Hammy’s also makes its own special sauce that can go on burgers, chicken, or be used as a dip for fries. Don’t ask what’s in it — because that’s a family recipe — but imagine Thousand Island dressing mixed with tartar sauce and mayo with a smoky flavor.
The burger joint, decorated in black-and-white checkerboard tiles, has a throw-back feel, with a 1920s Seeburg jukebox and a coin-operated basketball game that only takes nickels and dimes, just like in the “Happy Days” era. There’s an authentic Coca-Cola logo vinyl booth, old-style wood booths and swivel bar stools at the counter.
Some of the photographs on the wall came from the Bainbridge Island Historical Museum, revealing Winslow baseball teams in their early days and a shot of the 1955 Bainbridge Island Spartans basketball team. An entire wall of the restaurant is windows and allow patrons to watch the happenings along Pleasant Beach Drive.

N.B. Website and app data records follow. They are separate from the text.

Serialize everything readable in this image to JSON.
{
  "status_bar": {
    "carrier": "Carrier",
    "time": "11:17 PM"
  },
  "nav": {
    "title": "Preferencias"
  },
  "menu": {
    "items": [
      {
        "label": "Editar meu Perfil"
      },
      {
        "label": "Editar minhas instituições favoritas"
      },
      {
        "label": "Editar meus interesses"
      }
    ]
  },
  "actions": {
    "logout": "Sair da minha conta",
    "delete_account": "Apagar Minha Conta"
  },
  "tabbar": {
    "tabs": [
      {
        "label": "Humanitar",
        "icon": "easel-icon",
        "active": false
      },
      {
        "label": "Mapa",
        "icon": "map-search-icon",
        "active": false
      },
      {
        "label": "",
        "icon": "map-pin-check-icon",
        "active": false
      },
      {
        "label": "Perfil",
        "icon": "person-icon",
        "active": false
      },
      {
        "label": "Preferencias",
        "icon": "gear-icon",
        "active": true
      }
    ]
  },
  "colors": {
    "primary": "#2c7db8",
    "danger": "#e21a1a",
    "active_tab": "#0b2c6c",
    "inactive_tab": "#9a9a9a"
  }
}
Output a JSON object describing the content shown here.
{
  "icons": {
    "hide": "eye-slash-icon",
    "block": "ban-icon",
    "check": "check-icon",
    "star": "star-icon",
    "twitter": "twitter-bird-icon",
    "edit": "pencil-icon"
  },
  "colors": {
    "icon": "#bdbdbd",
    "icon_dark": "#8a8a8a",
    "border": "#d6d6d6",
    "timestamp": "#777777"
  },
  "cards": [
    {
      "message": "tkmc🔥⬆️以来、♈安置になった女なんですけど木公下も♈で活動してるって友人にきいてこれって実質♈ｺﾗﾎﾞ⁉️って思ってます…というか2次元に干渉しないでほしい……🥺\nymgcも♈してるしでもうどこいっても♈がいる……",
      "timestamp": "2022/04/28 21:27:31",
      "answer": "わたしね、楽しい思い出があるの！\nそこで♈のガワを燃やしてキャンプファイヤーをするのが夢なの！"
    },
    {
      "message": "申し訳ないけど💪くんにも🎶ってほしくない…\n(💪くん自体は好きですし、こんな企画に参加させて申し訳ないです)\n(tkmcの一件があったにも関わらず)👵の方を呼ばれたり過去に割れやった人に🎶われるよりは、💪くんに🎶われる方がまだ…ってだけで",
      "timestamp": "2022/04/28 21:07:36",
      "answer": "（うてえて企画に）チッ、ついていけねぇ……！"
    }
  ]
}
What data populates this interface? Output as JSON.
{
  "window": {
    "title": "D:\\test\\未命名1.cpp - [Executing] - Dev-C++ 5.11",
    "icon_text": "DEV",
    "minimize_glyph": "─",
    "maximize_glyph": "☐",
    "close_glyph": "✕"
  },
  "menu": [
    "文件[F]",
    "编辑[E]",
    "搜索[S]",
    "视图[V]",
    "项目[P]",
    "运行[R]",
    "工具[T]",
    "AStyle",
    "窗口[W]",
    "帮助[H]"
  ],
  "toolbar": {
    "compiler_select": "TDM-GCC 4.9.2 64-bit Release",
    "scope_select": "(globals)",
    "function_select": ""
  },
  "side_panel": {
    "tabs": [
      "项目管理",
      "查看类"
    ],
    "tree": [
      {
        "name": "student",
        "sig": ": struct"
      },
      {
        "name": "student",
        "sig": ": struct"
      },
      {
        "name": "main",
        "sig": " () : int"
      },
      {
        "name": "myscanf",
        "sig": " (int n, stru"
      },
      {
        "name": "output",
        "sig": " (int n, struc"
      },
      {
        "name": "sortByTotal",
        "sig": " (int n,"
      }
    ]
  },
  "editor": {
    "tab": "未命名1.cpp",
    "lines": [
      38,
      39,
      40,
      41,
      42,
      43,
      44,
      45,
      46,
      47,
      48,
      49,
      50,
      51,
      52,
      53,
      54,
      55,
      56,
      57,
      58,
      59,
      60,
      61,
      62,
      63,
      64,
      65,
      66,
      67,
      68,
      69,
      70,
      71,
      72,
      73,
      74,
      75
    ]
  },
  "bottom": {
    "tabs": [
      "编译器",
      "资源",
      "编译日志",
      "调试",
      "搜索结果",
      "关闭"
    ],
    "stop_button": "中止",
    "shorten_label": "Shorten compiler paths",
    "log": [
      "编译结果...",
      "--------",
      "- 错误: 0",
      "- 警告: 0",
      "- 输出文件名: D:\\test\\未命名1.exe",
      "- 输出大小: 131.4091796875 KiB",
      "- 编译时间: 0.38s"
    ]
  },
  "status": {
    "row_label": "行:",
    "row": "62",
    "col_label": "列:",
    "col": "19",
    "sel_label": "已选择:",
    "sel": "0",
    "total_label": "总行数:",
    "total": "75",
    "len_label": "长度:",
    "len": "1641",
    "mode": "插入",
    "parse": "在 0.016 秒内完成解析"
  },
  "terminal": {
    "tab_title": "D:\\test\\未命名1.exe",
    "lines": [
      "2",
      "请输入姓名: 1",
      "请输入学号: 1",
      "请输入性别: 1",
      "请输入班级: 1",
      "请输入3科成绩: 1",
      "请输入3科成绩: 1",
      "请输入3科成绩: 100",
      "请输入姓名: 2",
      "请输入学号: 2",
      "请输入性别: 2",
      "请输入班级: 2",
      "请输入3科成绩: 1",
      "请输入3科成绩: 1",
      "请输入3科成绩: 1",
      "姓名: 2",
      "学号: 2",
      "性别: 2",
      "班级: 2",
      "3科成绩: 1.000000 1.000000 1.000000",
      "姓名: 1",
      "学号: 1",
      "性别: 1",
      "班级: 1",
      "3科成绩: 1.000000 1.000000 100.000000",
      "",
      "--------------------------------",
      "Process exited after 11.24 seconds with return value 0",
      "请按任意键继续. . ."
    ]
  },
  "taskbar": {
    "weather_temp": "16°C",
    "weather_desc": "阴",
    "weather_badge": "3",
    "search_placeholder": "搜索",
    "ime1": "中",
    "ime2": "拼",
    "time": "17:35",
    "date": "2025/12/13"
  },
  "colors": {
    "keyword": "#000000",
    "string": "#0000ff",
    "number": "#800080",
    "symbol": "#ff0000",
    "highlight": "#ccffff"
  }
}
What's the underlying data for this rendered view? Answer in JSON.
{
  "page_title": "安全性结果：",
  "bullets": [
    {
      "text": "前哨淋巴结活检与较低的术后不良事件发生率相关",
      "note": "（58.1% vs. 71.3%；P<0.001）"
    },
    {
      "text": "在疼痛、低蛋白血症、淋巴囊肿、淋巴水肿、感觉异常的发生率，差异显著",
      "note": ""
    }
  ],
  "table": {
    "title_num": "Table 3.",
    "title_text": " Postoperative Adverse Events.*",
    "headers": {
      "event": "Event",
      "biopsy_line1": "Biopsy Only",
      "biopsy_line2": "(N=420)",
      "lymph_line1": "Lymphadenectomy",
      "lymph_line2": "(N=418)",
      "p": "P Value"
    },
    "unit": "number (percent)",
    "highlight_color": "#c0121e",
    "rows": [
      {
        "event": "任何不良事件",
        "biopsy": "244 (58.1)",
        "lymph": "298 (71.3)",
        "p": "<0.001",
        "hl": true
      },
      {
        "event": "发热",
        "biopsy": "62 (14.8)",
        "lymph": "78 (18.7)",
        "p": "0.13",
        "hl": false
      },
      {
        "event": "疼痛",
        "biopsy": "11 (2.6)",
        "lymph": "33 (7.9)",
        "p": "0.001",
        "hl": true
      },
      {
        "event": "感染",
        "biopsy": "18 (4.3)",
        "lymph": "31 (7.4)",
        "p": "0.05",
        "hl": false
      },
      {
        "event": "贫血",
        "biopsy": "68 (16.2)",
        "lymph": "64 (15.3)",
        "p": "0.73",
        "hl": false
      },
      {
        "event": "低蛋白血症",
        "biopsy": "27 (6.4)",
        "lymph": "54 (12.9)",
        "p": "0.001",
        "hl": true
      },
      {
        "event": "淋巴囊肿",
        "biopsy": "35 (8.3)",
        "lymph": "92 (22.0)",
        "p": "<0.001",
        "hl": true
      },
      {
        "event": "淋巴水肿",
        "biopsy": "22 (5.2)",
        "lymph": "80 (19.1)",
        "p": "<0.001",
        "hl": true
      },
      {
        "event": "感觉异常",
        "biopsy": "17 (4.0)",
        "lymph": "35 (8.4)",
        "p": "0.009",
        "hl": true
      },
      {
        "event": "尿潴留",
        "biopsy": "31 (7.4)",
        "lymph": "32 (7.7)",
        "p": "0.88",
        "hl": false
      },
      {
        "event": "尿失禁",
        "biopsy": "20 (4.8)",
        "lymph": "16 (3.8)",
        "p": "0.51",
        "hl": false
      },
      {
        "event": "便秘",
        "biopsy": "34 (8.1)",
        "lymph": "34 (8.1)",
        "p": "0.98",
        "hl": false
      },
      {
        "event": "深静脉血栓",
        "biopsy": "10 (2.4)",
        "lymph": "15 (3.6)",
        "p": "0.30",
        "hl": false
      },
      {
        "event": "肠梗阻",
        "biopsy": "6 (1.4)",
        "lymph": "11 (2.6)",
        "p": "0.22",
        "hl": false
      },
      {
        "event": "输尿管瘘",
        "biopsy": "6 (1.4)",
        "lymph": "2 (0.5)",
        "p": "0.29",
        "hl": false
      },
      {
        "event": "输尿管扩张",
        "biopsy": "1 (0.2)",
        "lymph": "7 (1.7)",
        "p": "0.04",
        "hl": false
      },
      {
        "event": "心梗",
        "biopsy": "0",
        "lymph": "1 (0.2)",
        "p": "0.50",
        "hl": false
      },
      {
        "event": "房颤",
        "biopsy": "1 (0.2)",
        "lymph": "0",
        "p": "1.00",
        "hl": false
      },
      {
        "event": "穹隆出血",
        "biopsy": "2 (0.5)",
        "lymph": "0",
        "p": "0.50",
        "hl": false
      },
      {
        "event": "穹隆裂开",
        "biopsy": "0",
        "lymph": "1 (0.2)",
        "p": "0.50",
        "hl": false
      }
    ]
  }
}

The busiest times for the place are Thursday, Fridays and Saturdays, and after the nearby movie theater lets out.
“Summers are always great,” Vita said. “We’re busy all the time then. Sunny days bring people out, too.”
She’s found that many of their customers are people who work nearby, or those who come to shop at Lynwood. There are groups of mothers who come to eat and talk with each other, while their children play at kid-sized tables or use the chalkboards available to them. There are also videos for the kids to watch.
“We really want this place to be casual, family dining,” Vita said. “With some of the kids, in the past 18 months, we’ve watched them grow up and go from chicken strips to hamburgers.”
And, she added, some of their customers are predictable, repeat business.
“We have regulars that come on the same day of the week, the same time each time, and order the same thing,” she said.
Because Hammy’s is owned by Jacobi, who also owns the Manor House Restaurant, the Marketplace and the Beach House bar, professional restaurant management practices are shared among the places.
As for the name, Hammy’s….
“It’s the nickname that John’s grandchildren call him,” Vita said.